Project (1)
Project
Studies of the effects of habitat fragmentation on biodiversity have revealed large impacts on species distribution and abundance patterns. Although they provide important conservation guidelines to counteract the negative impacts of habitat fragmentation, inferences from these studies are mostly correlative, and inherently unable to identify causation. A greater focus on the demographic and behavioural processes that determine species vulnerability to fragmentation is thus required to properly understand population viability in human-dominated landscapes. Key, relevant, within-population processes affecting reproductive success and thus population persistence include social interactions, mating systems, and the formation of kin-structures.
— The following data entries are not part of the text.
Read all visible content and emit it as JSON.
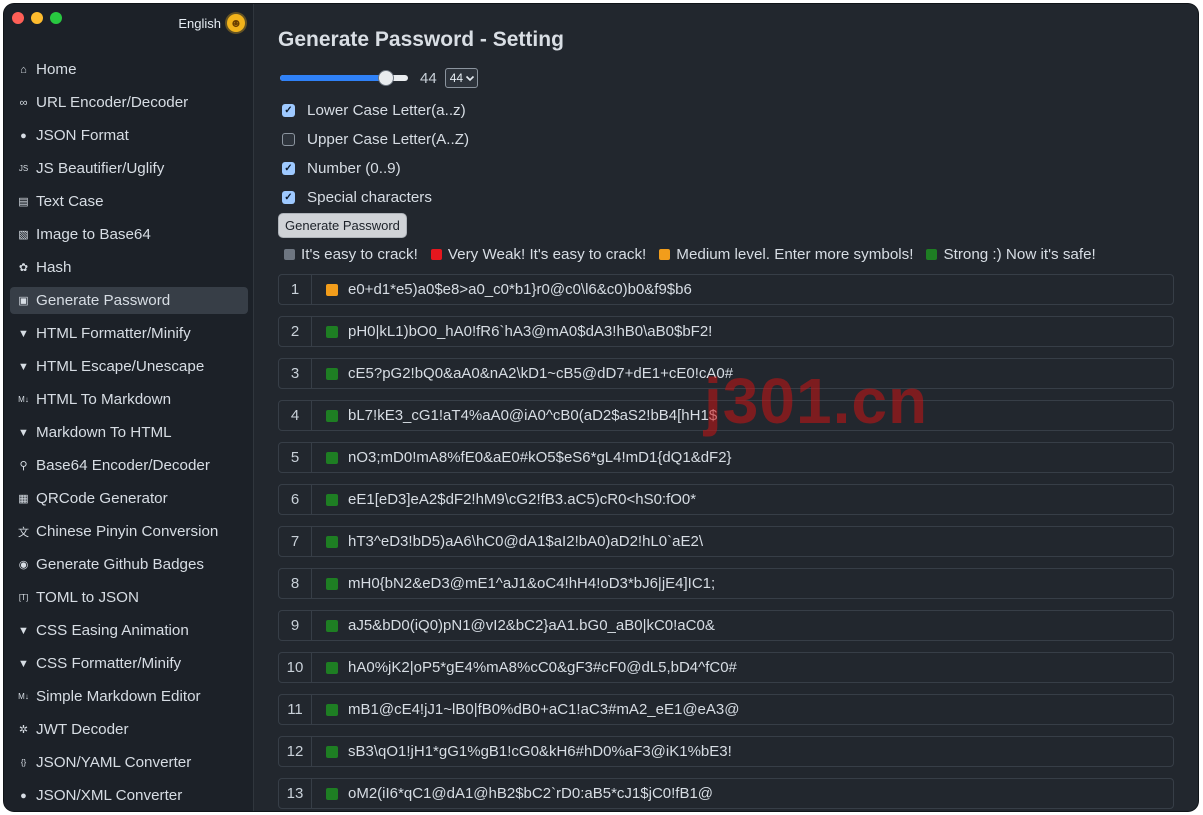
{
  "app": {
    "language": "English",
    "title": "Generate Password - Setting"
  },
  "colors": {
    "weak_gray": "#6e7681",
    "very_weak": "#e5171e",
    "medium": "#f29d1b",
    "strong": "#1e7e23"
  },
  "sidebar": {
    "items": [
      {
        "label": "Home",
        "icon": "home-icon"
      },
      {
        "label": "URL Encoder/Decoder",
        "icon": "link-icon"
      },
      {
        "label": "JSON Format",
        "icon": "json-icon"
      },
      {
        "label": "JS Beautifier/Uglify",
        "icon": "js-icon"
      },
      {
        "label": "Text Case",
        "icon": "text-case-icon"
      },
      {
        "label": "Image to Base64",
        "icon": "image-icon"
      },
      {
        "label": "Hash",
        "icon": "hash-icon"
      },
      {
        "label": "Generate Password",
        "icon": "lock-icon",
        "active": true
      },
      {
        "label": "HTML Formatter/Minify",
        "icon": "html5-icon"
      },
      {
        "label": "HTML Escape/Unescape",
        "icon": "html5-icon"
      },
      {
        "label": "HTML To Markdown",
        "icon": "markdown-icon"
      },
      {
        "label": "Markdown To HTML",
        "icon": "html5-icon"
      },
      {
        "label": "Base64 Encoder/Decoder",
        "icon": "bicycle-icon"
      },
      {
        "label": "QRCode Generator",
        "icon": "qrcode-icon"
      },
      {
        "label": "Chinese Pinyin Conversion",
        "icon": "translate-icon"
      },
      {
        "label": "Generate Github Badges",
        "icon": "github-icon"
      },
      {
        "label": "TOML to JSON",
        "icon": "toml-icon"
      },
      {
        "label": "CSS Easing Animation",
        "icon": "css3-icon"
      },
      {
        "label": "CSS Formatter/Minify",
        "icon": "css3-icon"
      },
      {
        "label": "Simple Markdown Editor",
        "icon": "markdown-icon"
      },
      {
        "label": "JWT Decoder",
        "icon": "jwt-icon"
      },
      {
        "label": "JSON/YAML Converter",
        "icon": "braces-icon"
      },
      {
        "label": "JSON/XML Converter",
        "icon": "json-icon"
      }
    ]
  },
  "settings": {
    "length_value": "44",
    "length_selected": "44",
    "length_fraction": 0.83,
    "options": [
      {
        "label": "Lower Case Letter(a..z)",
        "checked": true
      },
      {
        "label": "Upper Case Letter(A..Z)",
        "checked": false
      },
      {
        "label": "Number (0..9)",
        "checked": true
      },
      {
        "label": "Special characters",
        "checked": true
      }
    ],
    "generate_label": "Generate Password"
  },
  "legend": [
    {
      "color": "#6e7681",
      "text": "It's easy to crack!"
    },
    {
      "color": "#e5171e",
      "text": "Very Weak! It's easy to crack!"
    },
    {
      "color": "#f29d1b",
      "text": "Medium level. Enter more symbols!"
    },
    {
      "color": "#1e7e23",
      "text": "Strong :) Now it's safe!"
    }
  ],
  "passwords": [
    {
      "n": "1",
      "strength": "#f29d1b",
      "value": "e0+d1*e5)a0$e8>a0_c0*b1}r0@c0\\l6&c0)b0&f9$b6"
    },
    {
      "n": "2",
      "strength": "#1e7e23",
      "value": "pH0|kL1)bO0_hA0!fR6`hA3@mA0$dA3!hB0\\aB0$bF2!"
    },
    {
      "n": "3",
      "strength": "#1e7e23",
      "value": "cE5?pG2!bQ0&aA0&nA2\\kD1~cB5@dD7+dE1+cE0!cA0#"
    },
    {
      "n": "4",
      "strength": "#1e7e23",
      "value": "bL7!kE3_cG1!aT4%aA0@iA0^cB0(aD2$aS2!bB4[hH1$"
    },
    {
      "n": "5",
      "strength": "#1e7e23",
      "value": "nO3;mD0!mA8%fE0&aE0#kO5$eS6*gL4!mD1{dQ1&dF2}"
    },
    {
      "n": "6",
      "strength": "#1e7e23",
      "value": "eE1[eD3]eA2$dF2!hM9\\cG2!fB3.aC5)cR0<hS0:fO0*"
    },
    {
      "n": "7",
      "strength": "#1e7e23",
      "value": "hT3^eD3!bD5)aA6\\hC0@dA1$aI2!bA0)aD2!hL0`aE2\\"
    },
    {
      "n": "8",
      "strength": "#1e7e23",
      "value": "mH0{bN2&eD3@mE1^aJ1&oC4!hH4!oD3*bJ6|jE4]IC1;"
    },
    {
      "n": "9",
      "strength": "#1e7e23",
      "value": "aJ5&bD0(iQ0)pN1@vI2&bC2}aA1.bG0_aB0|kC0!aC0&"
    },
    {
      "n": "10",
      "strength": "#1e7e23",
      "value": "hA0%jK2|oP5*gE4%mA8%cC0&gF3#cF0@dL5,bD4^fC0#"
    },
    {
      "n": "11",
      "strength": "#1e7e23",
      "value": "mB1@cE4!jJ1~lB0|fB0%dB0+aC1!aC3#mA2_eE1@eA3@"
    },
    {
      "n": "12",
      "strength": "#1e7e23",
      "value": "sB3\\qO1!jH1*gG1%gB1!cG0&kH6#hD0%aF3@iK1%bE3!"
    },
    {
      "n": "13",
      "strength": "#1e7e23",
      "value": "oM2(iI6*qC1@dA1@hB2$bC2`rD0:aB5*cJ1$jC0!fB1@"
    }
  ],
  "watermark": "j301.cn"
}
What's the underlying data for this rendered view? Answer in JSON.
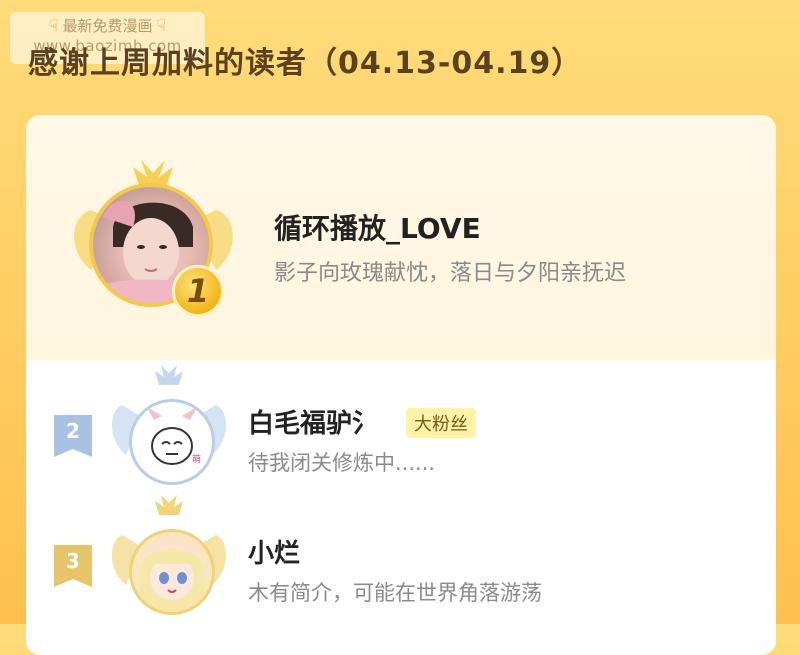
{
  "watermark": {
    "line1": "最新免费漫画",
    "line2": "www.baozimh.com",
    "hand_icon": "pointing-down-hand-icon"
  },
  "header": {
    "title": "感谢上周加料的读者（04.13-04.19）"
  },
  "top_reader": {
    "rank": "1",
    "name": "循环播放_LOVE",
    "bio": "影子向玫瑰献忱，落日与夕阳亲抚迟"
  },
  "readers": [
    {
      "rank": "2",
      "name": "白毛福驴氵",
      "badge": "大粉丝",
      "bio": "待我闭关修炼中......"
    },
    {
      "rank": "3",
      "name": "小烂",
      "bio": "木有简介，可能在世界角落游荡"
    }
  ],
  "colors": {
    "background": "#ffcf66",
    "gold": "#f4c84a",
    "silver": "#b8cde8",
    "rank2_badge": "#a9c2e4",
    "rank3_badge": "#e6c46a",
    "fan_badge": "#fff3a8"
  }
}
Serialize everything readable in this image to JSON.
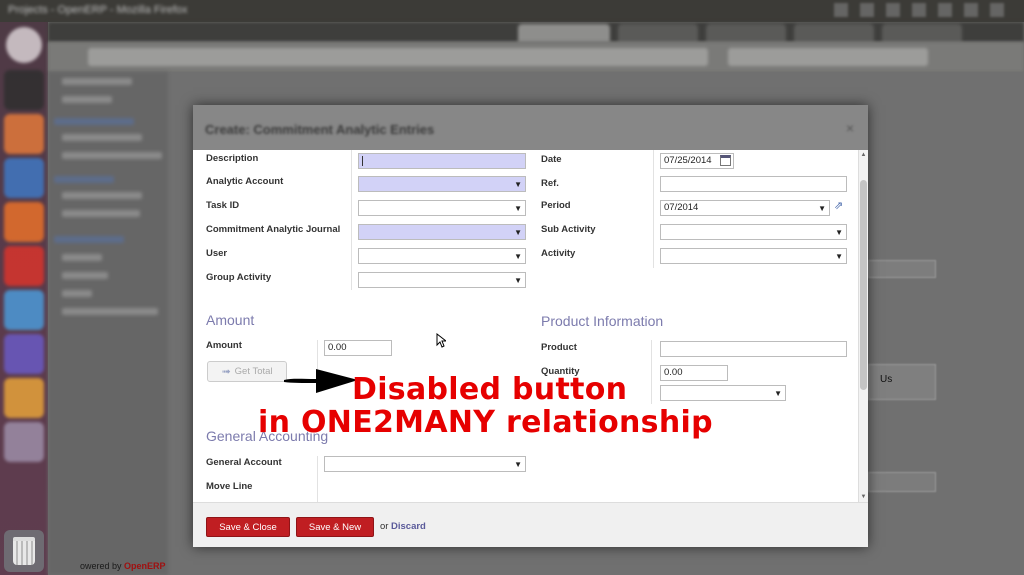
{
  "topbar": {
    "title": "Projects - OpenERP - Mozilla Firefox"
  },
  "modal": {
    "title": "Create: Commitment Analytic Entries",
    "fields_left": [
      {
        "label": "Description",
        "value": "",
        "required": true,
        "type": "text"
      },
      {
        "label": "Analytic Account",
        "value": "",
        "required": true,
        "type": "select"
      },
      {
        "label": "Task ID",
        "value": "",
        "required": false,
        "type": "select"
      },
      {
        "label": "Commitment Analytic Journal",
        "value": "",
        "required": true,
        "type": "select"
      },
      {
        "label": "User",
        "value": "",
        "required": false,
        "type": "select"
      },
      {
        "label": "Group Activity",
        "value": "",
        "required": false,
        "type": "select"
      }
    ],
    "fields_right": [
      {
        "label": "Date",
        "value": "07/25/2014",
        "type": "date"
      },
      {
        "label": "Ref.",
        "value": "",
        "type": "text"
      },
      {
        "label": "Period",
        "value": "07/2014",
        "type": "select"
      },
      {
        "label": "Sub Activity",
        "value": "",
        "type": "select"
      },
      {
        "label": "Activity",
        "value": "",
        "type": "select"
      }
    ],
    "amount_section": {
      "title": "Amount",
      "amount_label": "Amount",
      "amount_value": "0.00",
      "get_total_label": "Get Total"
    },
    "product_section": {
      "title": "Product Information",
      "product_label": "Product",
      "product_value": "",
      "quantity_label": "Quantity",
      "quantity_value": "0.00",
      "uom_value": ""
    },
    "general_section": {
      "title": "General Accounting",
      "general_account_label": "General Account",
      "general_account_value": "",
      "move_line_label": "Move Line"
    },
    "footer": {
      "save_close_label": "Save & Close",
      "save_new_label": "Save & New",
      "or_label": "or",
      "discard_label": "Discard"
    }
  },
  "background": {
    "powered_prefix": "owered by",
    "powered_brand": "OpenERP",
    "ghost_text": "Us"
  },
  "annotation": {
    "line1": "Disabled button",
    "line2": "in ONE2MANY relationship",
    "color": "#e60000"
  }
}
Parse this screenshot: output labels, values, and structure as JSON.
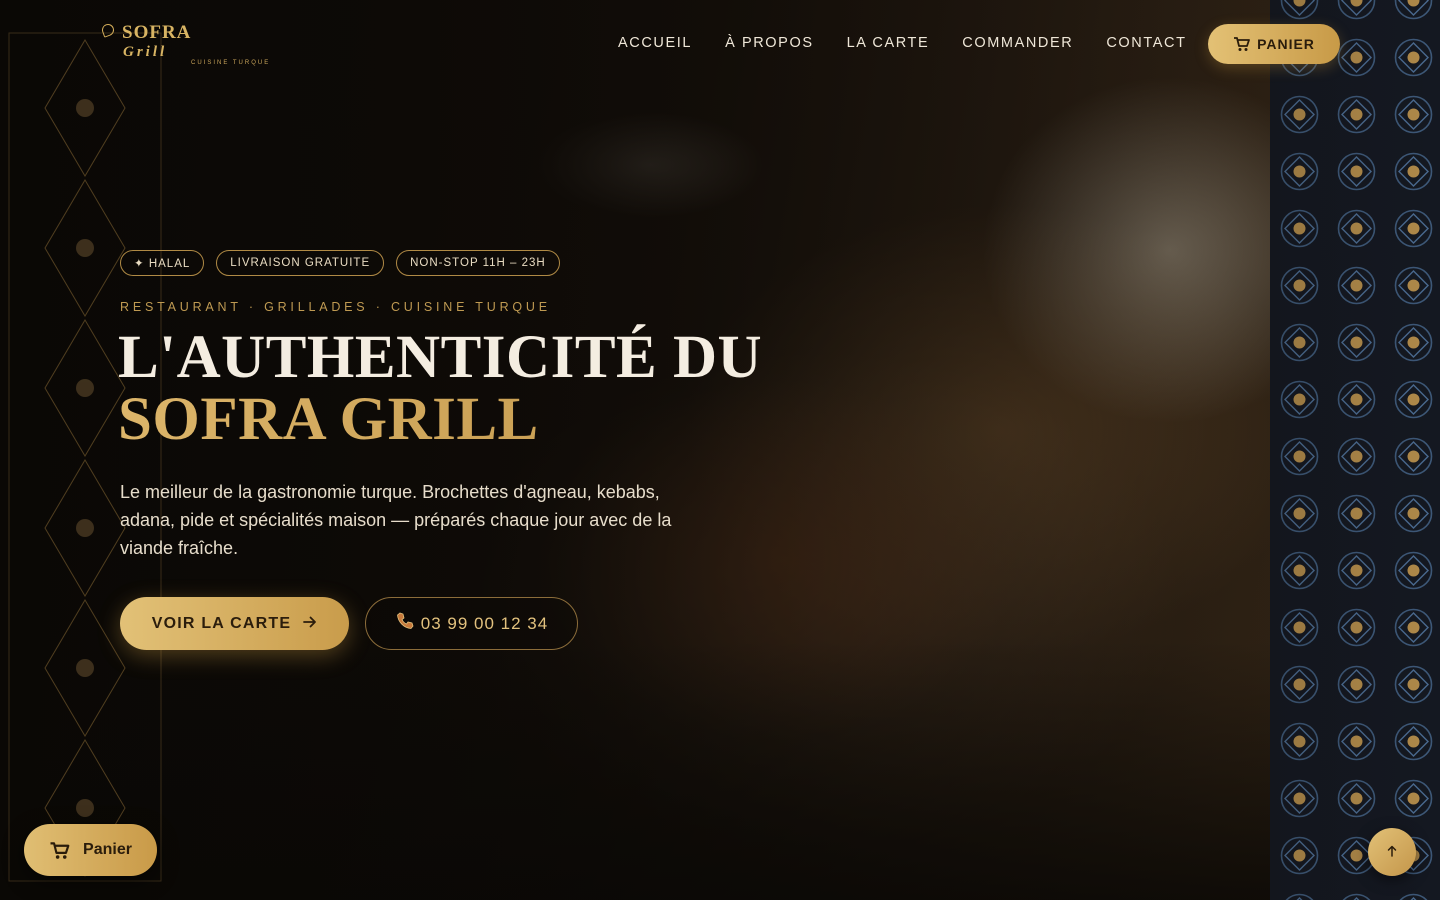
{
  "brand": {
    "name": "SOFRA",
    "sub": "Grill",
    "tagline": "CUISINE TURQUE"
  },
  "nav": {
    "items": [
      {
        "label": "ACCUEIL"
      },
      {
        "label": "À PROPOS"
      },
      {
        "label": "LA CARTE"
      },
      {
        "label": "COMMANDER"
      },
      {
        "label": "CONTACT"
      }
    ],
    "cart_label": "PANIER",
    "cart_icon": "cart-icon"
  },
  "hero": {
    "badges": [
      {
        "label": "✦ HALAL"
      },
      {
        "label": "LIVRAISON GRATUITE"
      },
      {
        "label": "NON-STOP 11H – 23H"
      }
    ],
    "eyebrow": "RESTAURANT · GRILLADES · CUISINE TURQUE",
    "title_line1": "L'AUTHENTICITÉ DU",
    "title_line2": "SOFRA GRILL",
    "description": "Le meilleur de la gastronomie turque. Brochettes d'agneau, kebabs, adana, pide et spécialités maison — préparés chaque jour avec de la viande fraîche.",
    "cta_primary": "VOIR LA CARTE",
    "cta_primary_icon": "arrow-right-icon",
    "cta_phone": "03 99 00 12 34",
    "cta_phone_icon": "phone-icon"
  },
  "floating": {
    "cart_label": "Panier",
    "cart_icon": "cart-icon",
    "to_top_icon": "arrow-up-icon"
  },
  "colors": {
    "gold": "#d4ad5a",
    "gold_light": "#e2c177",
    "background": "#0d0a07",
    "text": "#f3ece0"
  }
}
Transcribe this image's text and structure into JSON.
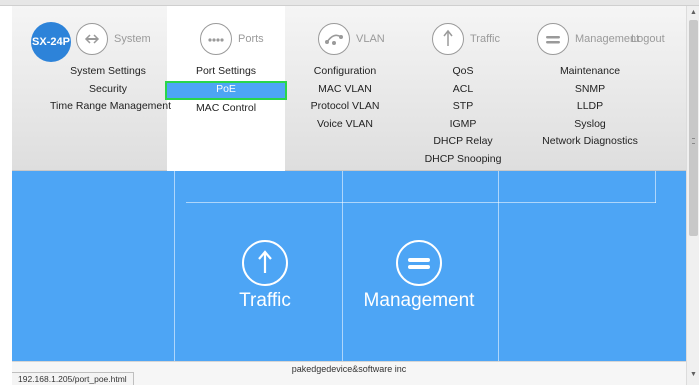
{
  "logo": "SX-24P",
  "nav": {
    "system": "System",
    "ports": "Ports",
    "vlan": "VLAN",
    "traffic": "Traffic",
    "management": "Management",
    "logout": "Logout"
  },
  "columns": {
    "system": [
      "System Settings",
      "Security",
      "Time Range Management"
    ],
    "ports": [
      "Port Settings",
      "PoE",
      "MAC Control"
    ],
    "vlan": [
      "Configuration",
      "MAC VLAN",
      "Protocol VLAN",
      "Voice VLAN"
    ],
    "traffic": [
      "QoS",
      "ACL",
      "STP",
      "IGMP",
      "DHCP Relay",
      "DHCP Snooping"
    ],
    "management": [
      "Maintenance",
      "SNMP",
      "LLDP",
      "Syslog",
      "Network Diagnostics"
    ]
  },
  "tiles": {
    "traffic": "Traffic",
    "management": "Management"
  },
  "footer": "pakedgedevice&software inc",
  "status_url": "192.168.1.205/port_poe.html",
  "colors": {
    "accent_blue": "#4da5f5",
    "logo_blue": "#2d83d9",
    "highlight_border": "#29d64a"
  }
}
Our thesis is that the impacts of habitat fragmentation on species social and mating systems predict how individual behaviours impact population viability. We expect fragmentation will critically affect the population performance of species employing monogamous mating system, because such species are notoriously more susceptible to stochasticity and prone to extinction events than those species exhibiting polygamous or polygynous mating systems. In this project we will use parentage and genetic relatedness analysis combined with non-invasive genetics to answer fundamental questions with populations of the monogamous Iberian endemic Cabrera vole in SW Portugal fragmented landscapes. In particular, we will use species-specific microsatellite markers and genotyping protocols recently developed and optimized for faecal samples to test the general prediction that habitat fragmentation impacts on the social structure and mating systems, reducing reproductive success, and thus the likelihood of population long-term persistence. We will deploy these techniques on a large number of archived as well as newly collected samples from landscapes differing in fragmentation levels. We will then use both empirical- and simulation-based modelling techniques to commend conservation prescriptions for defeating the impacts of habitat fragmentation on social interactions and mating strategies employed by monogamous species in fragmented landscapes.